In the material below, find each line holding the string "Final" and copy it.
··· MATERIAL FOR THE TASK ···
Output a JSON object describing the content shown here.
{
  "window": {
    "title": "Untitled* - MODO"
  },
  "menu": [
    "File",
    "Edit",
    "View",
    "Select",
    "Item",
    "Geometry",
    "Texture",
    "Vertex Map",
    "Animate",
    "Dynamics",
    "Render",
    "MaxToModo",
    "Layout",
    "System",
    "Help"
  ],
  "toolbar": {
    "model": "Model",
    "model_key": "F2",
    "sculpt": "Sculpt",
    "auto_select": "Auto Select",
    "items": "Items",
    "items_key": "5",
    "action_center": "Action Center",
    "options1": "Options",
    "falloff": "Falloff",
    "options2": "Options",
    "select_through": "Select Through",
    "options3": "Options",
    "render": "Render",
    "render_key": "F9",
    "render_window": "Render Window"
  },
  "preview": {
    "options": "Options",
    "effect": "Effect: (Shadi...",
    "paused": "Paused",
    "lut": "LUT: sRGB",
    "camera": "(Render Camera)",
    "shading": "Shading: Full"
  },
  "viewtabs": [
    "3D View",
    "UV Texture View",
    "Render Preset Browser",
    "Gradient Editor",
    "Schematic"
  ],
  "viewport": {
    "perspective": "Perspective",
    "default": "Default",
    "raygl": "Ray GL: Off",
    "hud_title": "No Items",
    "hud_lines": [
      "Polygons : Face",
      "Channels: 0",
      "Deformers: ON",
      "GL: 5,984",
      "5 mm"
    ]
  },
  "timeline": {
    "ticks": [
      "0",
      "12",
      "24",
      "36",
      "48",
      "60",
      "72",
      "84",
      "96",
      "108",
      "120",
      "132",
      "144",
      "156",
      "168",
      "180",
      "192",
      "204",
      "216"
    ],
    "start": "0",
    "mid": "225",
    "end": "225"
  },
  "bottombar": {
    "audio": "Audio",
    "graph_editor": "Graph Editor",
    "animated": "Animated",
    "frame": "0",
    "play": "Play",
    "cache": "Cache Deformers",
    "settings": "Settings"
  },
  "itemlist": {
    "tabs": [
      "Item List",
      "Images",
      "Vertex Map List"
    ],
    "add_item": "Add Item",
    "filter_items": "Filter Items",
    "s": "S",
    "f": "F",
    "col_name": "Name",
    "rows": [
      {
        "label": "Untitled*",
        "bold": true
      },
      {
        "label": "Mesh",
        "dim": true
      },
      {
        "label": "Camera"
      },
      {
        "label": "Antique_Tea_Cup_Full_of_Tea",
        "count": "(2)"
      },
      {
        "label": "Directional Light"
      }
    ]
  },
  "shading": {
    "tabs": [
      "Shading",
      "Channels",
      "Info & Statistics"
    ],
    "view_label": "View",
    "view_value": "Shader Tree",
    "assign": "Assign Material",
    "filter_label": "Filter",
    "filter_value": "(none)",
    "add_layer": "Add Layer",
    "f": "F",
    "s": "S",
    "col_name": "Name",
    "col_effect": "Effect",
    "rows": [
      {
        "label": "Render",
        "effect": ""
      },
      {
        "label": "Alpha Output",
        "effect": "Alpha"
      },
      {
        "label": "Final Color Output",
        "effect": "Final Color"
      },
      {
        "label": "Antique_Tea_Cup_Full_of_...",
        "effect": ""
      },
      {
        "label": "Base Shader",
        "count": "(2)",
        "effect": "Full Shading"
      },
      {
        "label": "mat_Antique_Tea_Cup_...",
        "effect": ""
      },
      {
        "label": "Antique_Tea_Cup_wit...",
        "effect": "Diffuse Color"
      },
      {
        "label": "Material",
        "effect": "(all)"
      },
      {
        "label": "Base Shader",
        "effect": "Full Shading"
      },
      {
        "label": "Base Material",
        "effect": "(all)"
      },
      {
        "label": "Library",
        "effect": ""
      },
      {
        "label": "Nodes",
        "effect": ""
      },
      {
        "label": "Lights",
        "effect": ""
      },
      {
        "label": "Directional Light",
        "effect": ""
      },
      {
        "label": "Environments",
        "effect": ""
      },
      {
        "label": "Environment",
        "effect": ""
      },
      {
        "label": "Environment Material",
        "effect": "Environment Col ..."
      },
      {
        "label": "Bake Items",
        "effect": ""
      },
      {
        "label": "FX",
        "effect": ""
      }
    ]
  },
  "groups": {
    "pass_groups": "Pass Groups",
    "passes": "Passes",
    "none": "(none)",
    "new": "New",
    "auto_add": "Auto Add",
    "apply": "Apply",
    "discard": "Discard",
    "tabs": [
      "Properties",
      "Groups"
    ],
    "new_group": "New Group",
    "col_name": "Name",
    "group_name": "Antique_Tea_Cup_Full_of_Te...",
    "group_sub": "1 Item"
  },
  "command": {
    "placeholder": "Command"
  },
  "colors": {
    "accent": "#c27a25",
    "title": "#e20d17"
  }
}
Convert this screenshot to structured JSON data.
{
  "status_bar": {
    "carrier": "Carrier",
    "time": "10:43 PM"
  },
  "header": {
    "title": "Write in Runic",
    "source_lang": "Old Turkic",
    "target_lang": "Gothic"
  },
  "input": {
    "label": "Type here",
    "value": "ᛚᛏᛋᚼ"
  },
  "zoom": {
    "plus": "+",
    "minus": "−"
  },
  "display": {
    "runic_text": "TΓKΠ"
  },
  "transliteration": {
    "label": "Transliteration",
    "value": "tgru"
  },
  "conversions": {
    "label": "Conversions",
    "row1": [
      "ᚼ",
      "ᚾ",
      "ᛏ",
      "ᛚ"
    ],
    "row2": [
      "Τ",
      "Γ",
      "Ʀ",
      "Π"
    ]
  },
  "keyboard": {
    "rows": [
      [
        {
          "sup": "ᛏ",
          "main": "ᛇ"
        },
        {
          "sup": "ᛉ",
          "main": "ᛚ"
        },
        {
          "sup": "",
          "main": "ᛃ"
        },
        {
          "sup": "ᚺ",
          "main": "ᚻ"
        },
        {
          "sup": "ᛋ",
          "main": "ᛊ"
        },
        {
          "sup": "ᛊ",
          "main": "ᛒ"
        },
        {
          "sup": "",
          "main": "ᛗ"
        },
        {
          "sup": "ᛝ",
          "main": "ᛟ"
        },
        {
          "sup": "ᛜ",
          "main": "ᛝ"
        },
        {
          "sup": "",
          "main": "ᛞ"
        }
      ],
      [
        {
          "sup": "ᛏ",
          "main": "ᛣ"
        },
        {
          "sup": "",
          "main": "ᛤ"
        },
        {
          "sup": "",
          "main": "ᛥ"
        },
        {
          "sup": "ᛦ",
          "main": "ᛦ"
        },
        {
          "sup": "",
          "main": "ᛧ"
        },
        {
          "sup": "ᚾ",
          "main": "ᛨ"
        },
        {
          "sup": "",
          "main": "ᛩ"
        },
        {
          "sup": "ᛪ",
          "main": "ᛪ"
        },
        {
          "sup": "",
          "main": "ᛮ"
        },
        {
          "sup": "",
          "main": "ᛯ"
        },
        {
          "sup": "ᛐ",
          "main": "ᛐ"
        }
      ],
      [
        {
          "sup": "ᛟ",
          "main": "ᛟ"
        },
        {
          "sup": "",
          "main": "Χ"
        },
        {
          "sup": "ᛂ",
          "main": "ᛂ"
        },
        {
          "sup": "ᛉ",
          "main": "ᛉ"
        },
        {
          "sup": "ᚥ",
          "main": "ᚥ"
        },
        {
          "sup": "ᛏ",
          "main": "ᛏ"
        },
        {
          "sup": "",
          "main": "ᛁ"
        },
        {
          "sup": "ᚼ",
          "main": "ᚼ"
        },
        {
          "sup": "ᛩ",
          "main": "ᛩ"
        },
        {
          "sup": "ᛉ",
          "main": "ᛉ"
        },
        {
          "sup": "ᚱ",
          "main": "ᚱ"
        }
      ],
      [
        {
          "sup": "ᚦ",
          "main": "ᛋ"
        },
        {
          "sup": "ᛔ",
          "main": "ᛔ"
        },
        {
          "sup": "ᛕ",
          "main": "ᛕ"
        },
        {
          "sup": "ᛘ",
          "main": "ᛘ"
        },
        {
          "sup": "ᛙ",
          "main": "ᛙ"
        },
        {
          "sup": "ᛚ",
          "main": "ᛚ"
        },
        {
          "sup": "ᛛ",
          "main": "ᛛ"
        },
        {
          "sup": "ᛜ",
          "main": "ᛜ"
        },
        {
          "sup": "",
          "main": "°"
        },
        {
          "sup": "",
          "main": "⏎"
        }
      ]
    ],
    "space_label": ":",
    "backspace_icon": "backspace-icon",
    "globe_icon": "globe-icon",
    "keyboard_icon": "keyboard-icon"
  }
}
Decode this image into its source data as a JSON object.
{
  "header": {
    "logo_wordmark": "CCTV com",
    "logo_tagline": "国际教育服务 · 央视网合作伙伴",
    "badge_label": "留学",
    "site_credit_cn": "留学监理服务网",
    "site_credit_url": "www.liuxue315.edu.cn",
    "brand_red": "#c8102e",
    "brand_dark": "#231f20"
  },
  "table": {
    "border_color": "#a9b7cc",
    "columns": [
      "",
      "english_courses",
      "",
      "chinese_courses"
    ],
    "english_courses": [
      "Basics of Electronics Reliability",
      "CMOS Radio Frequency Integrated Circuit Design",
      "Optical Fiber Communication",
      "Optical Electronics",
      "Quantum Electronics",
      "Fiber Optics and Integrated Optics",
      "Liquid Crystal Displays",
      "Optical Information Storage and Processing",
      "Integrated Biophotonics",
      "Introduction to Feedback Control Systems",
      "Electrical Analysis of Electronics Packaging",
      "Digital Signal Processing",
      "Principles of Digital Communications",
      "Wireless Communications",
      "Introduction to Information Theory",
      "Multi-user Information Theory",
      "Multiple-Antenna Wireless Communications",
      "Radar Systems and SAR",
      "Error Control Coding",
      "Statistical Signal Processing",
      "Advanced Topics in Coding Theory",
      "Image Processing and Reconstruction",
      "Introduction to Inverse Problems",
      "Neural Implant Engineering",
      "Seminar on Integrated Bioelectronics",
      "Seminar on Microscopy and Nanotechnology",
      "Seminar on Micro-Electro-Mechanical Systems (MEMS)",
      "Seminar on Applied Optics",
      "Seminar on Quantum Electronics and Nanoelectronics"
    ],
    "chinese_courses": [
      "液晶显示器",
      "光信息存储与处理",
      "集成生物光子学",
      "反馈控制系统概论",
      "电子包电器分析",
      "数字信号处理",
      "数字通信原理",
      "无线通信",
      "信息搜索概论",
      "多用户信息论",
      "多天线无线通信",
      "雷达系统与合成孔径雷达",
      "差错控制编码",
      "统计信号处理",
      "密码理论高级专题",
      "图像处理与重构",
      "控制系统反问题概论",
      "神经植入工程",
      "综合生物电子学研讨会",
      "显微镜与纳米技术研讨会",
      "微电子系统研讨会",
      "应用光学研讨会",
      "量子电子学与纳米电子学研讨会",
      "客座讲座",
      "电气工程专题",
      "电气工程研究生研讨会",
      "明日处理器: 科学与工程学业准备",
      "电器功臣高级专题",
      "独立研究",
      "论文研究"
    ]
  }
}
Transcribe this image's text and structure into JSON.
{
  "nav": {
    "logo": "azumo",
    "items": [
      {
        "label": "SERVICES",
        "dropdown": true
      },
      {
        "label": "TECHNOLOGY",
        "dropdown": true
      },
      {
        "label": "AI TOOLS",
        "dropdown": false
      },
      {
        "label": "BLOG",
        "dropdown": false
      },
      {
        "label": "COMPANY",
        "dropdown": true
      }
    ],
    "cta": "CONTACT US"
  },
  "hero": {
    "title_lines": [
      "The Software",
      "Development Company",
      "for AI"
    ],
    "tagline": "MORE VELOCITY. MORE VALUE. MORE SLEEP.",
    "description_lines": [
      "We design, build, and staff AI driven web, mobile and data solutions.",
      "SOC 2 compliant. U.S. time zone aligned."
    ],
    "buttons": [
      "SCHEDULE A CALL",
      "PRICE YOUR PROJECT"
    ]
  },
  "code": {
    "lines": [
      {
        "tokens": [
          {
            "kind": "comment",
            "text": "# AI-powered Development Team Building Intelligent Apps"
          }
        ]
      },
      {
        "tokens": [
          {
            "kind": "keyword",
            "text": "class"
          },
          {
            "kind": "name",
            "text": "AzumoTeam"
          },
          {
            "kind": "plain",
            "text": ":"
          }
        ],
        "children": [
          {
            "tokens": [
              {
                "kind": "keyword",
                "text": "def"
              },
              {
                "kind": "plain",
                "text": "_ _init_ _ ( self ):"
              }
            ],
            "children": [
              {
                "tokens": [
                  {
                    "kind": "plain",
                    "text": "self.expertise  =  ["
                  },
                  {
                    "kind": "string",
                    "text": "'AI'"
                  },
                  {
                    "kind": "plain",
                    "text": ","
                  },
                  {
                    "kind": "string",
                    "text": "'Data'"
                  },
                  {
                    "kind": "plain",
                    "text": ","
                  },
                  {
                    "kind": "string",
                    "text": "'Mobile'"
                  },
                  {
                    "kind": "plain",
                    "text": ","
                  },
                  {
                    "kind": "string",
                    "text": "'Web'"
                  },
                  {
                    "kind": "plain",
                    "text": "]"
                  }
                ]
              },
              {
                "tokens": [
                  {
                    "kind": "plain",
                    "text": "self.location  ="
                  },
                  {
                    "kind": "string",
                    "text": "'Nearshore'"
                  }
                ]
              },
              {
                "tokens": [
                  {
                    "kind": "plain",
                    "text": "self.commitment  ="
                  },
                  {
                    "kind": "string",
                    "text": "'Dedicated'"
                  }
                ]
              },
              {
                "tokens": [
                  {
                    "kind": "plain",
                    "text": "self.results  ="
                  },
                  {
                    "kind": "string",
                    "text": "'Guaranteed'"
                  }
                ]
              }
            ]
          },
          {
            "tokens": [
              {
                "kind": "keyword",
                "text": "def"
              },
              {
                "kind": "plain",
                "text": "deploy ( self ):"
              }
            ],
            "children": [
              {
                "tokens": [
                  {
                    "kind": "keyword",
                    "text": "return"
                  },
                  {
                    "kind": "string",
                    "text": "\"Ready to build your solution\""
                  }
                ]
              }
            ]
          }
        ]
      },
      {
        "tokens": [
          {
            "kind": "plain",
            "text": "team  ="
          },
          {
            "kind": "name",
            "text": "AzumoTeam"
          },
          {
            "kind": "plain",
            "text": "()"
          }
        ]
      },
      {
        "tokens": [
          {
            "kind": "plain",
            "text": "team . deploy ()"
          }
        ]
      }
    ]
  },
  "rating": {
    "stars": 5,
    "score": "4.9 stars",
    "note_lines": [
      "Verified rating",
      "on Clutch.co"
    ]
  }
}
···
▸ RESPONSE FOR THIS EXERCISE:
        "label": "Final Color Output",
        "effect": "Final Color"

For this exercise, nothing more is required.